━━━━━ Supplied material ━━━━━
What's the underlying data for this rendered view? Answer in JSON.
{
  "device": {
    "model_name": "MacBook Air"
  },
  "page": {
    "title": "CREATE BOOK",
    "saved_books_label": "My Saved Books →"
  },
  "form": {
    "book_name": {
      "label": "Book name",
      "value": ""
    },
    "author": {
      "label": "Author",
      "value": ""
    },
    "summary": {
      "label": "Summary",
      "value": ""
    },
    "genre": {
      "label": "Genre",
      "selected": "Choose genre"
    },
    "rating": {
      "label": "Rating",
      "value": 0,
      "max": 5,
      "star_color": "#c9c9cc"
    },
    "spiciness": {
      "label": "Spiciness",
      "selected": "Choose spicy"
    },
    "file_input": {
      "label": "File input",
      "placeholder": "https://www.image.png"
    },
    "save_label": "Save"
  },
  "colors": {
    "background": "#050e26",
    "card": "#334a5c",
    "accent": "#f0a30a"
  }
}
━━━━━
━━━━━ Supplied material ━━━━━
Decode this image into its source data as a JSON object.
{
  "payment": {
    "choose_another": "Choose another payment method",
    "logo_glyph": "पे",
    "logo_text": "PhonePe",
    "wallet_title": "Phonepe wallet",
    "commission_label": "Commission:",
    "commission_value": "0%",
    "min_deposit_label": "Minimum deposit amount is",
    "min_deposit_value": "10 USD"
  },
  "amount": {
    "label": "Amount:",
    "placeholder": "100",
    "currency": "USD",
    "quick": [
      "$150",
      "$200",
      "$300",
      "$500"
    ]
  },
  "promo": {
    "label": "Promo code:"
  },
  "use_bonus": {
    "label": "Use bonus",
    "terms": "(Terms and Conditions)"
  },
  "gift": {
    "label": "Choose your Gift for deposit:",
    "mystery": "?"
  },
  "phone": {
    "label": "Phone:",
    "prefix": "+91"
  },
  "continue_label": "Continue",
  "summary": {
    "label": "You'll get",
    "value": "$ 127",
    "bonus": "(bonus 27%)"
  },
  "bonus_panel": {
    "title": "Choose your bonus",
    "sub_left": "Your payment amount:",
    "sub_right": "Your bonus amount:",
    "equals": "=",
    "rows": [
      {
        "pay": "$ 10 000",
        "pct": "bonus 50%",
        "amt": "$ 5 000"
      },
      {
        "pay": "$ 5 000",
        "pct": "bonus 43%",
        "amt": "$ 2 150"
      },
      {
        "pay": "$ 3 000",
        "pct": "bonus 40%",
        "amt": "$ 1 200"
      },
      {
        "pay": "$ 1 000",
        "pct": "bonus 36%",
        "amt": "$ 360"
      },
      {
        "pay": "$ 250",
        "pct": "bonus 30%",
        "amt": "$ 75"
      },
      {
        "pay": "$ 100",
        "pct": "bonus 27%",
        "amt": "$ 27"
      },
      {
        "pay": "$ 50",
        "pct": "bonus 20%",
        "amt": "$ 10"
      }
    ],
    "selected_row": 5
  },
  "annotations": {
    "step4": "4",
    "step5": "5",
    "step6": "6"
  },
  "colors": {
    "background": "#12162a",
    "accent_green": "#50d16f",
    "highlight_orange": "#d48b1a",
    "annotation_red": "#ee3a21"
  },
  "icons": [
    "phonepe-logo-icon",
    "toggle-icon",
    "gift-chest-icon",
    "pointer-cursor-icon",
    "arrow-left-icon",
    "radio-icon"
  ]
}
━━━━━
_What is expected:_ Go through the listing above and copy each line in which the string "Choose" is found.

_Finished exercise:_
      "selected": "Choose genre"
      "selected": "Choose spicy"
    "choose_another": "Choose another payment method",
    "label": "Choose your Gift for deposit:",
    "title": "Choose your bonus",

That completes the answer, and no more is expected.